Happy New Year! Thank you for your readership. Summary of some good wines, and resolutions for 2013.
The wines of Andrzej Greszta, Polish vintner on the Mosel and his incredible story.
A 16-year-old sweet Riesling Auslese that tastes like a 4-year-old dry.
Spätlese feinherb: not something you’d remotely look forward to, yet this 2006 from Schubert is just a stunning Riesling.
There are least three dozen wines I would like to own and drink both in the short and long term. It’s all good news provided your banker likes Riesling too; at between 16 and 40€ per bottle these are wines are hardly for everyday enjoyment.
An incredible tasting of old Rieslings – we went back to 1909! Most were still very much alive. And even more surprisingly – bone-dry, even though you’d expect a Riesling to have residual sugar to age for so long. Not here!
Weingut Van Volxem is already one of the leading estates in Germany, but it seems to be making progress with every vintage. Here I look back at a 6-year-old Riesling and comment on how the winery’s style has subtly changed.
Mind you, these Rieslings are acidic.

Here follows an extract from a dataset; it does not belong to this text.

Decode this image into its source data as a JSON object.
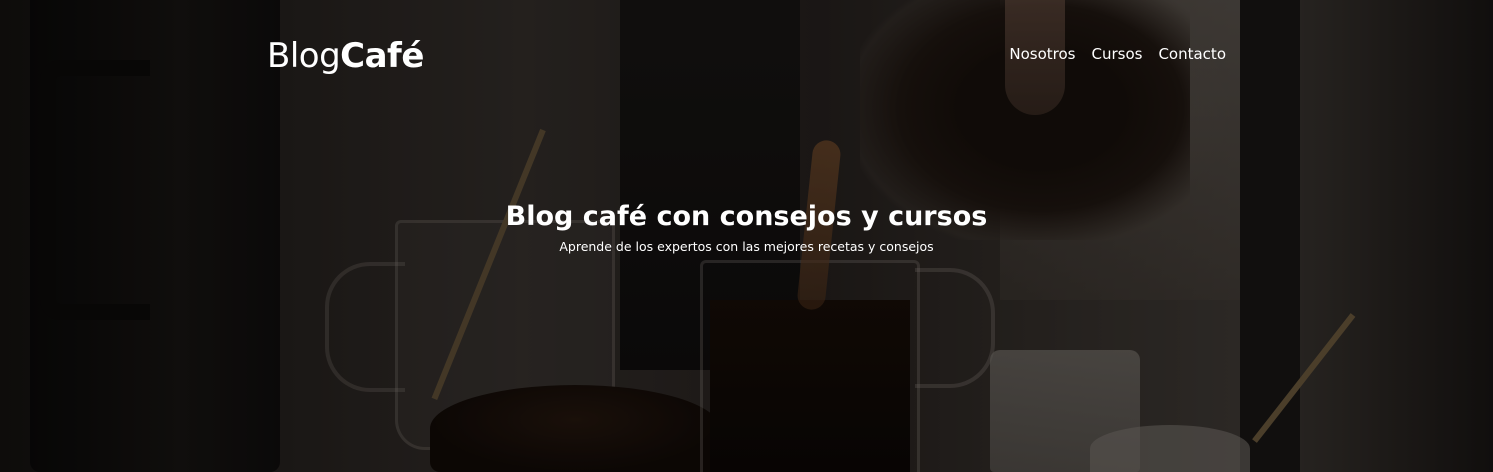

The 2008 Rüdesheim Estate (a village-level wine from various crus) has no less than 9.6g of acidity (and 6.9g of residual sugar) and yet it’s a wine of ripe mineral aromas and of engaging purity on the palate. Theresa Breuer says they were concerned by the very high analytical figures and even tried some deacidification but the damage to the wine’s balance was huge. This bottling, like its slightly more powerful sibling of the 2008 Terra Montosa (made from declassified lots of Breuer’s grands crus) shows a warm sea salinity that reminded me of Chablis.
We finished the evening at Breuer’s crowdedSchloss Rüdesheim Weinstube, starting with a wine taster’s best friend – cold beer, and rounding off the session with a bottle of Breuer’s enjoyable Riesling Brut. Come here really hungry as the portions are huge, and be prepared for Japanese parties and a lot of singing…